When faced with this question we all automatically and emphatically answer “Yes”! We love our children, right, so of course we are all making the right choices to provide them with the healthiest life they can have, aren’t we? But if we think about it carefully, are we really toto-my?
Ask yourself the following questions:
- Do I regularly give my child fast food or takeaway food?
- Do I rarely give my child meals that are fresh and cooked from scratch? So no pre-packaged foods like fish fingers or tinned foods.
- Do I give my child sugary food or drinks most days? This includes ‘fruit straps’, ‘muesli bars’ and poppers.
- Do I give my child dairy desserts (ice cream, etc.), grain desserts (cookies, cake, doughnuts, etc.) or whole milk most days?
- Do I give my child the same food every day for breakfast, lunch or dinner?
- Does my child often see me eating unhealthy foods?
- Does my child eat alone or at a separate time from me?
- Does my child hear me talk about dieting because I want to lose a few kilos?
- Do I give my child antibiotics immediately when they are sick rather than waiting to let their body fight the illness?
- Do I give my child medication when they have a mild temperature?
- Do I drive my child from A to B when we could easily walk instead?
- Did I wean my child early?
- Did I eat high-fat or sugary foods when I was breast-feeding?
- Is my child exposed to environmental contaminants i.e. pesticides on fruit and chemicals in their shampoo and soap and laundry powder?
- Do I feed my child predominantly organic food?
- Have I ever had my child tested for food intolerances?
Of course we don’t intend to make you feel inadequate as a parent; what we are trying to do is to raise your awareness of some of the things that will have an outcome on your child’s long-term health! What you feed your child will not just affect their health in the short-term but also in the years to come. Diets high in processed foods, fat and sugar result in children with lower IQs, and set the scene for obesity, behavioral problems, asthma, eczema, inflammatory conditions, and auto-immune diseases like arthritis plus illness like diabetes and cancer.
You need to be conscious of what you feed your child because the types of foods that you regularly give them when they are young will influence what they choose to eat as they get older since repeated exposure builds taste preferences that will stay with them. Also be aware of the impact your behavior around food will have on your children. You will not create children who enjoy healthy food and have a balanced mindset around food and health if they see you eating unhealthy food, doing fad diets, or even talking about diets, self-image and food in negative ways.

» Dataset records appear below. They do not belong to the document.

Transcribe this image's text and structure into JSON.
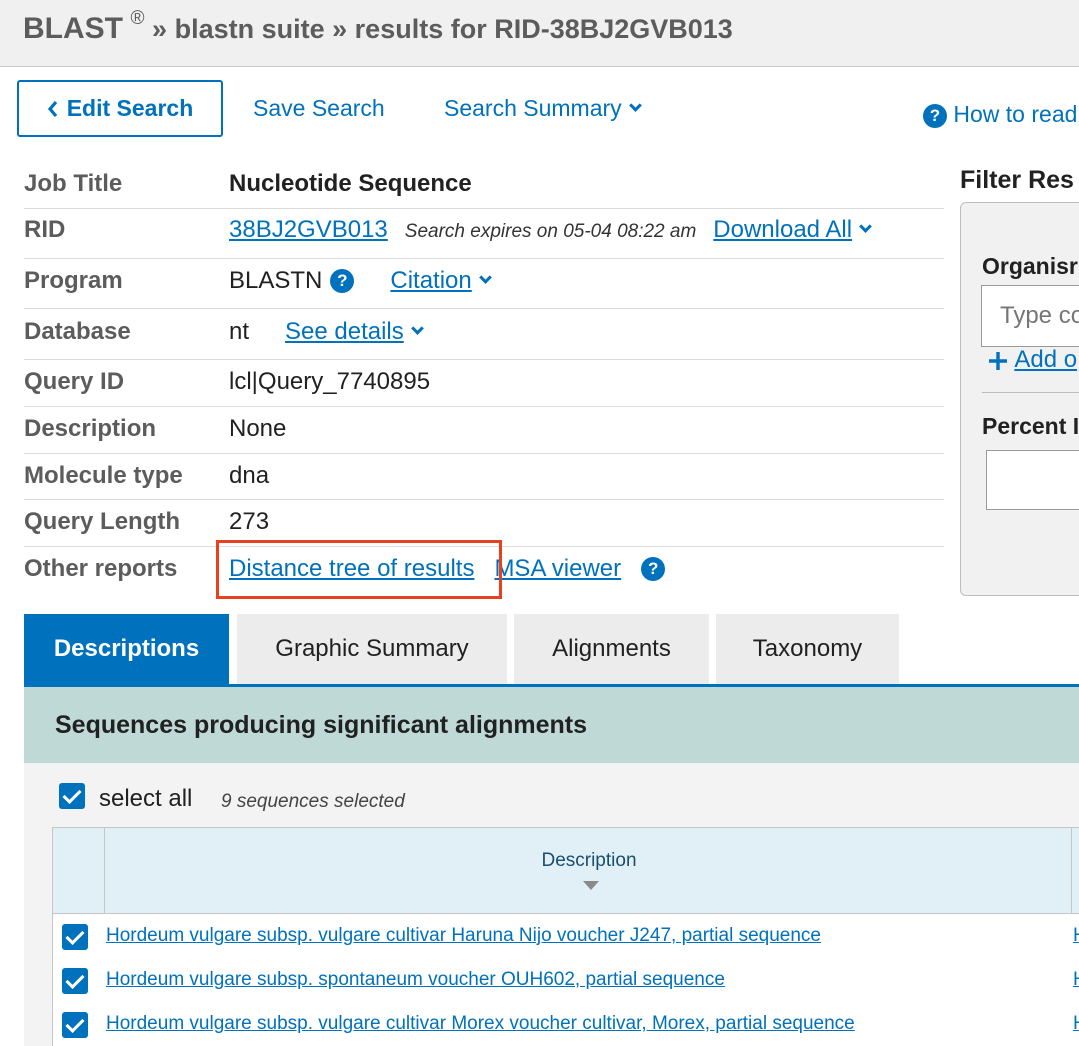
{
  "breadcrumb": {
    "brand": "BLAST",
    "registered": "®",
    "sep": "»",
    "suite": "blastn suite",
    "results": "results for RID-38BJ2GVB013"
  },
  "toolbar": {
    "edit_search": "Edit Search",
    "save_search": "Save Search",
    "search_summary": "Search Summary",
    "how_to_read": "How to read"
  },
  "job": {
    "rows": [
      {
        "label": "Job Title",
        "value": "Nucleotide Sequence"
      },
      {
        "label": "RID",
        "value": "38BJ2GVB013",
        "expires": "Search expires on 05-04 08:22 am",
        "download": "Download All"
      },
      {
        "label": "Program",
        "value": "BLASTN",
        "citation": "Citation"
      },
      {
        "label": "Database",
        "value": "nt",
        "details": "See details"
      },
      {
        "label": "Query ID",
        "value": "lcl|Query_7740895"
      },
      {
        "label": "Description",
        "value": "None"
      },
      {
        "label": "Molecule type",
        "value": "dna"
      },
      {
        "label": "Query Length",
        "value": "273"
      },
      {
        "label": "Other reports",
        "tree": "Distance tree of results",
        "msa": "MSA viewer"
      }
    ]
  },
  "filter": {
    "title": "Filter Res",
    "organism_label": "Organisr",
    "organism_placeholder": "Type co",
    "add_label": "Add o",
    "percent_label": "Percent I"
  },
  "tabs": [
    {
      "label": "Descriptions",
      "active": true
    },
    {
      "label": "Graphic Summary",
      "active": false
    },
    {
      "label": "Alignments",
      "active": false
    },
    {
      "label": "Taxonomy",
      "active": false
    }
  ],
  "results": {
    "heading": "Sequences producing significant alignments",
    "select_all": "select all",
    "selected_count": "9 sequences selected",
    "column_description": "Description",
    "rows": [
      {
        "description": "Hordeum vulgare subsp. vulgare cultivar Haruna Nijo voucher J247, partial sequence",
        "next": "H"
      },
      {
        "description": "Hordeum vulgare subsp. spontaneum voucher OUH602, partial sequence",
        "next": "H"
      },
      {
        "description": "Hordeum vulgare subsp. vulgare cultivar Morex voucher cultivar, Morex, partial sequence",
        "next": "H"
      }
    ]
  },
  "colors": {
    "link": "#0071bc",
    "highlight_box": "#e8411d",
    "results_header": "#bed9d6"
  }
}
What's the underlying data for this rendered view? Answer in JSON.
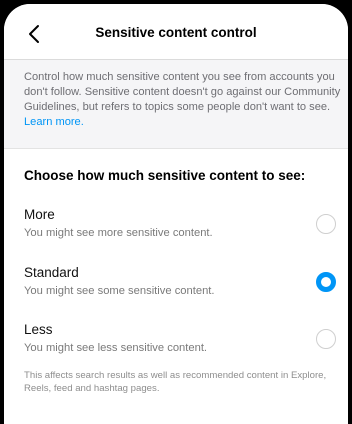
{
  "header": {
    "title": "Sensitive content control",
    "back_icon": "chevron-left-icon"
  },
  "intro": {
    "text": "Control how much sensitive content you see from accounts you don't follow. Sensitive content doesn't go against our Community Guidelines, but refers to topics some people don't want to see. ",
    "link": "Learn more."
  },
  "section": {
    "heading": "Choose how much sensitive content to see:"
  },
  "options": [
    {
      "title": "More",
      "description": "You might see more sensitive content.",
      "selected": false
    },
    {
      "title": "Standard",
      "description": "You might see some sensitive content.",
      "selected": true
    },
    {
      "title": "Less",
      "description": "You might see less sensitive content.",
      "selected": false
    }
  ],
  "footnote": "This affects search results as well as recommended content in Explore, Reels, feed and hashtag pages.",
  "colors": {
    "accent": "#0095f6",
    "intro_background": "#f5f5f7",
    "secondary_text": "#7a7a7a"
  }
}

When your child is sick try to delay the antibiotics unless it is absolutely essential! The same applies to all medications – obviously you must use them if essential and if directed by your doctor but do not get into a habit of using them routinely for a mild headache, sore throat or fever. Remember, medication just deals with symptoms but does not ‘kill’ the bug. Antibiotics and other medications increase the likelihood of your child developing food intolerances. Repeatedly feeding your child the same foods further adds to this risk. If your child suffers from unsettled sleep, frequent regurgitation of food, colic, hiccups, excessive crying, poor appetite, flatulence, stuffy nose, frequent ear infections, watery eyes, frequent colds, noisy breathing, scratching, diarrhea or constipation, eczema, ADHD or concentration problems or stomach aches, then you should get them tested for food intolerances.
Take on board the fact that food intolerance is a rising problem in our world and it is no coincidence that it is rising fast alongside rates of diabetes, cancer, heart disease and other chronic illnesses. Why? Because most of us aren’t making great choices in terms of nutrition, lifestyle and medications taken. This leads to leaky gut syndrome which is basically a damaged gut which allows food proteins to get into the blood stream and food intolerance then occurs.

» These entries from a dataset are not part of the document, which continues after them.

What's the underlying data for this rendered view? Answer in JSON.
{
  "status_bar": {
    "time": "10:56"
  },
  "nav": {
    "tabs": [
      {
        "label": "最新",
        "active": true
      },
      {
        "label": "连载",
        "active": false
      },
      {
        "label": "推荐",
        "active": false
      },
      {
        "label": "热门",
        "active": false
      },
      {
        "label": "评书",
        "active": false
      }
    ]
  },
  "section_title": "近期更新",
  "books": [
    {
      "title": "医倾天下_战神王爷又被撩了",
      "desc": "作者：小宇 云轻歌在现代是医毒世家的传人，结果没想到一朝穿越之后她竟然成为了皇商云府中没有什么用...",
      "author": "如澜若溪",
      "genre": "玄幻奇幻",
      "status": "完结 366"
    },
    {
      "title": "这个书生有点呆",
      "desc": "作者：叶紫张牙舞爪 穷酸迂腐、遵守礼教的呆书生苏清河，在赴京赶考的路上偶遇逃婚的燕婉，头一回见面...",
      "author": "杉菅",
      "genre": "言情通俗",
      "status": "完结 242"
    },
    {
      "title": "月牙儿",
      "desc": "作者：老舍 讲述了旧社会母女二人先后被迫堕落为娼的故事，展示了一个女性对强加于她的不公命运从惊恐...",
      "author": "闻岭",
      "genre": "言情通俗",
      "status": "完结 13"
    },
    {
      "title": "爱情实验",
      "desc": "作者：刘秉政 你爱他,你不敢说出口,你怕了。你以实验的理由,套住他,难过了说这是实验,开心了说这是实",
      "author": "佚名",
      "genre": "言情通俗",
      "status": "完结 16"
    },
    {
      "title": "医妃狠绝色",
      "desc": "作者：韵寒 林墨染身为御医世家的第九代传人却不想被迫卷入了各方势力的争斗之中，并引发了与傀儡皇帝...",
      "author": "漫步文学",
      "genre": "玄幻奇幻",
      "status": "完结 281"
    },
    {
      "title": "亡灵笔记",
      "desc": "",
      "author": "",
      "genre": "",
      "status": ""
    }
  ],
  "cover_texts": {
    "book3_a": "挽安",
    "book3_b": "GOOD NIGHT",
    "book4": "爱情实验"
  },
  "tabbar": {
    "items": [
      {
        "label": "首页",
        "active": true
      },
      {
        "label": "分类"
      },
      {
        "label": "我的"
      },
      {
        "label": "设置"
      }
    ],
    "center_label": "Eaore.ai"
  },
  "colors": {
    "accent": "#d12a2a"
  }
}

As a parent, one of the best gifts you can give your child is a strong nutritional start. Your child will not know which foods are healthy unless you teach them. Give them a varied diet, based on fresh whole foods, where meals are cooked from scratch. Don’t beat yourself up over the occasional treat. To truly look after your child’s health your must first value your own health! Lead by example to help your child develop a love for whole fresh foods that will last them a lifetime.
Article Source: http://EzineArticles.com/6128051